She is the author of Reading the Medieval Book: Word, Image, and Performance in Wolfram von Eschenbach’s “Willehalm” (Notre Dame: University of Notre Dame Press, 2004), and A Courtier’s Mirror: Cultivating Elite Identity in Thomasin's "Welscher Gast" (Notre Dame: University of Notre Dame Press, 2013). With Horst Wenzel (Humboldt University, Berlin), Professor Starkey has co-edited Imagination und Deixis: Studien zur Wahrnehmung im Mittelalter (Stuttgart: Hirzel, 2007), and Visual Culture and the German Middle Ages (New York: Palgrave Press, 2005). Together with Ann Marie Rasmussen (Duke) and Jutta Eming (Freie Universität, Berlin), she conducted a three-year research project funded by the Alexander von Humboldt Foundation TransCoop Program on “Tristan and Isolde and Cultures of Emotion in the Middle Ages.” This project culminated in the co-edited volume Visuality and Materiality in the Story of Tristan (Notre Dame: University of Notre Dame Press, 2012). One of her current projects is a co-authored (with Edith Wenzel) edition, translation, and commentary of songs by the medieval poet Neidhart (ca. 1210-1240) entitled Neidhart: Selected Songs from the Riedegger Manuscript. She is currently also working on a monograph on narrative experimentation in medieval German literature.

Prof.
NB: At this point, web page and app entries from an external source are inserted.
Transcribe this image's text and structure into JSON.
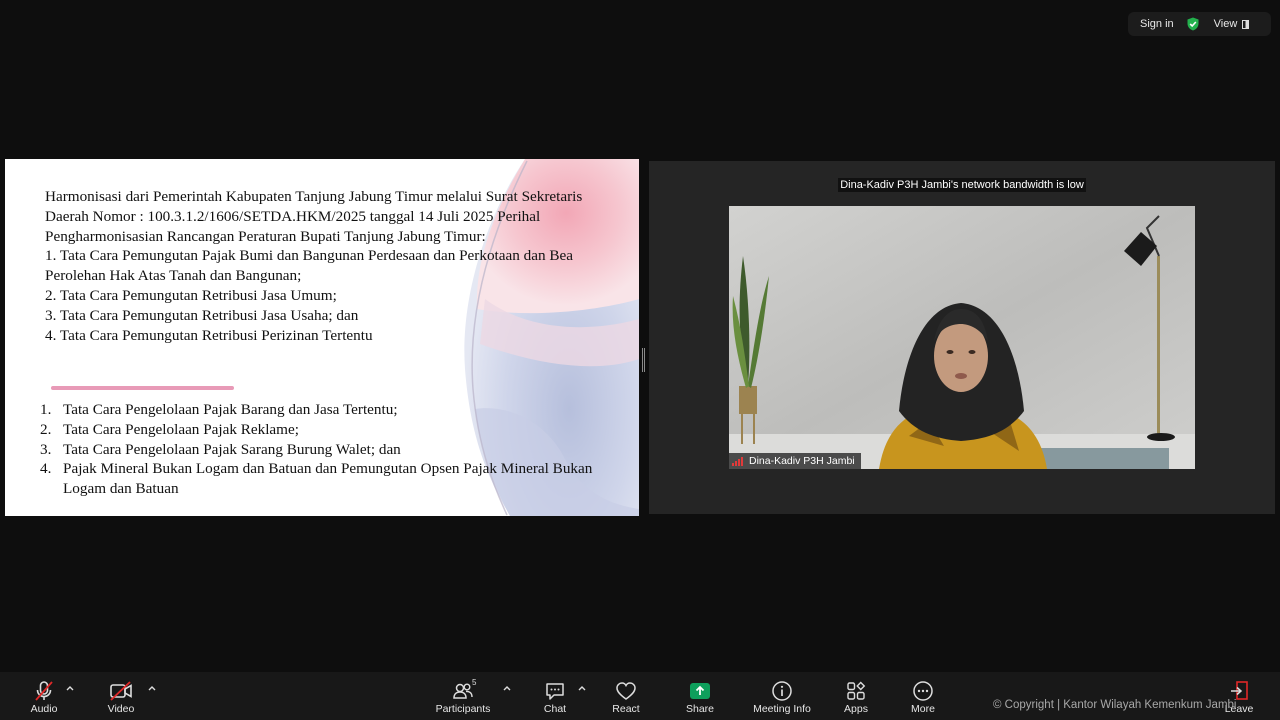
{
  "topbar": {
    "signin": "Sign in",
    "view": "View"
  },
  "slide": {
    "paragraph": [
      "Harmonisasi dari Pemerintah Kabupaten Tanjung Jabung Timur melalui Surat Sekretaris Daerah Nomor : 100.3.1.2/1606/SETDA.HKM/2025 tanggal 14 Juli 2025 Perihal Pengharmonisasian Rancangan Peraturan Bupati Tanjung Jabung Timur:",
      "1. Tata Cara Pemungutan Pajak Bumi dan Bangunan Perdesaan dan Perkotaan dan Bea Perolehan Hak Atas Tanah dan Bangunan;",
      "2. Tata Cara Pemungutan Retribusi Jasa Umum;",
      "3. Tata Cara Pemungutan Retribusi Jasa Usaha; dan",
      "4. Tata Cara Pemungutan Retribusi Perizinan Tertentu"
    ],
    "list": [
      {
        "num": "1.",
        "text": "Tata Cara Pengelolaan Pajak Barang dan Jasa Tertentu;"
      },
      {
        "num": "2.",
        "text": "Tata Cara Pengelolaan Pajak Reklame;"
      },
      {
        "num": "3.",
        "text": "Tata Cara Pengelolaan Pajak Sarang Burung Walet; dan"
      },
      {
        "num": "4.",
        "text": "Pajak Mineral Bukan Logam dan Batuan dan Pemungutan Opsen Pajak Mineral Bukan Logam dan Batuan"
      }
    ]
  },
  "video": {
    "bandwidth_notice": "Dina-Kadiv P3H Jambi's network bandwidth is low",
    "participant_name": "Dina-Kadiv P3H Jambi"
  },
  "toolbar": {
    "audio": "Audio",
    "video": "Video",
    "participants": "Participants",
    "participants_count": "5",
    "chat": "Chat",
    "react": "React",
    "share": "Share",
    "meeting_info": "Meeting Info",
    "apps": "Apps",
    "more": "More",
    "leave": "Leave"
  },
  "copyright": "© Copyright | Kantor Wilayah Kemenkum Jambi",
  "colors": {
    "share_green": "#0e9f5c",
    "muted_red": "#e02828",
    "shield_green": "#23b14d"
  }
}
Starkey has been the recipient of fellowships from the National Humanities Center, the Alexander von Humboldt Foundation, the UNC Institute for the Arts and the Humanities, and the Social Sciences and Humanities Research Council of Canada.

Before joining the faculty at Stanford in 2012 she taught in the Department of Germanic and Slavic Languages and Literatures at the University of North Carolina at Chapel Hill.